Here, the record reflects that the trial court awarded Bassowou a favorable and unequal division of the marital property.   The record reveals that the trial court had grounds to make an unequal property division based upon its award of custody of the parties' minor children to Bassowou.   See Vannerson v. Vannerson, 857 S.W.2d 659, 669 (Tex.App.—Houston [1st Dist.] 1993, writ denied) (the award of custody of any children is a factor that a court may consider in making a division of the marital estate);  see also O'Connor v. O'Connor, 245 S.W.3d 511, 518 (Tex.App.—Houston [1st Dist.] 2007, no pet.) (reasoning that trial court was justified in unequal division of property when party receiving larger share of division was responsible for care of children).   Thus, Misigaro has failed to demonstrate from evidence in the record that the trial court abused its discretion or that its division of the marital property was manifestly unjust or unfair.  Pletcher, 9 S.W.3d at 446.   We overrule Misigaro's fifth issue.

IV. Conclusion

Having overruled all of Misigaro's issues on appeal, we affirm the trial court's order.

PANEL:  MCCOY, MEIER, and GABRIEL, JJ.

MCCOY, J. concurs without opinion.

DELIVERED:  January 19, 2012

FOOTNOTES

FN1. See Tex.R.App. P. 47.4..  FN1. See Tex.R.App. P. 47.4.

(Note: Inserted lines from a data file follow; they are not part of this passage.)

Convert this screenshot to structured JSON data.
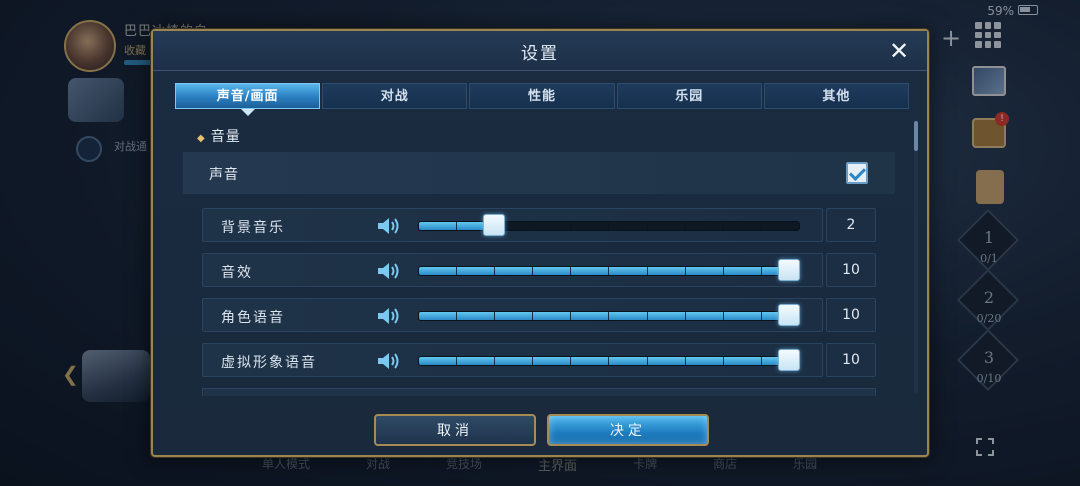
{
  "status_bar": {
    "battery": "59%"
  },
  "background": {
    "player_name": "巴巴冰楂的白",
    "player_badge": "收藏",
    "battle_text": "对战通",
    "stages": [
      {
        "num": "1",
        "count": "0/1"
      },
      {
        "num": "2",
        "count": "0/20"
      },
      {
        "num": "3",
        "count": "0/10"
      }
    ],
    "bottom_nav": [
      "单人模式",
      "对战",
      "竞技场",
      "主界面",
      "卡牌",
      "商店",
      "乐园"
    ],
    "gift_badge": "!"
  },
  "modal": {
    "title": "设置",
    "close_icon": "close-icon",
    "tabs": [
      "声音/画面",
      "对战",
      "性能",
      "乐园",
      "其他"
    ],
    "active_tab": 0,
    "section_title": "音量",
    "sound_label": "声音",
    "sound_enabled": true,
    "volume_rows": [
      {
        "label": "背景音乐",
        "value": "2",
        "level": 2,
        "max": 10
      },
      {
        "label": "音效",
        "value": "10",
        "level": 10,
        "max": 10
      },
      {
        "label": "角色语音",
        "value": "10",
        "level": 10,
        "max": 10
      },
      {
        "label": "虚拟形象语音",
        "value": "10",
        "level": 10,
        "max": 10
      }
    ],
    "cancel_label": "取消",
    "confirm_label": "决定"
  },
  "colors": {
    "accent": "#2a8ac8",
    "frame_gold": "#9a8450",
    "active_tab": "#3a9ad8"
  }
}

FN2. After filing briefs on February 25, 2011, and April 1, 2011, containing six issues, Misigaro later filed an amended brief consolidating his previous issues into a single issue to “assist this Honorable Court with a better concise ground for relief.”   But because Misigaro is proceeding pro se, and out of an abundance of judicial caution, this court will address all six issues that Misigaro addresses in his initial briefs to this court.   Misigaro's amended brief and consolidated issue address only his first three originally briefed issues.   Bassowou responded to only five of the six issues Misigaro briefed..  FN2. After filing briefs on February 25, 2011, and April 1, 2011, containing six issues, Misigaro later filed an amended brief consolidating his previous issues into a single issue to “assist this Honorable Court with a better concise ground for relief.”   But because Misigaro is proceeding pro se, and out of an abundance of judicial caution, this court will address all six issues that Misigaro addresses in his initial briefs to this court.   Misigaro's amended brief and consolidated issue address only his first three originally briefed issues.   Bassowou responded to only five of the six issues Misigaro briefed.

FN3. In part of what he calls his “concise ground” in his amended brief, Misigaro alleges that he “was deprived of participation because notice was not procedurally served correctly by The Texas Department of Criminal Justice policy.”   We construe this allegation contained within this single issue from his amended brief as a fragment of his right-to-be-heard due process complaint found in his earlier briefing.   But to the extent Misigaro might be complaining about notice as well as the right to be heard, the facts of this case belie any stance by Misigaro that he was not given notice.   In his motion for continuance filed prior to the hearing, Misigaro states that he had been notified that the hearing would take place at 9:00 a.m. on November 19, 2010.   Furthermore, Misigaro does not contest Bassowou's assertion that he was in fact served.   See Tex.R.App. P. 38.1(g)..  FN3. In part of what he calls his “concise ground” in his amended brief, Misigaro alleges that he “was deprived of participation because notice was not procedurally served correctly by The Texas Department of Criminal Justice policy.”   We construe this allegation contained within this single issue from his amended brief as a fragment of his right-to-be-heard due process complaint found in his earlier briefing.   But to the extent Misigaro might be complaining about notice as well as the right to be heard, the facts of this case belie any stance by Misigaro that he was not given notice.   In his motion for continuance filed prior to the hearing, Misigaro states that he had been notified that the hearing would take place at 9:00 a.m. on November 19, 2010.   Furthermore, Misigaro does not contest Bassowou's assertion that he was in fact served.   See Tex.R.App. P. 38.1(g).

Copied to clipboard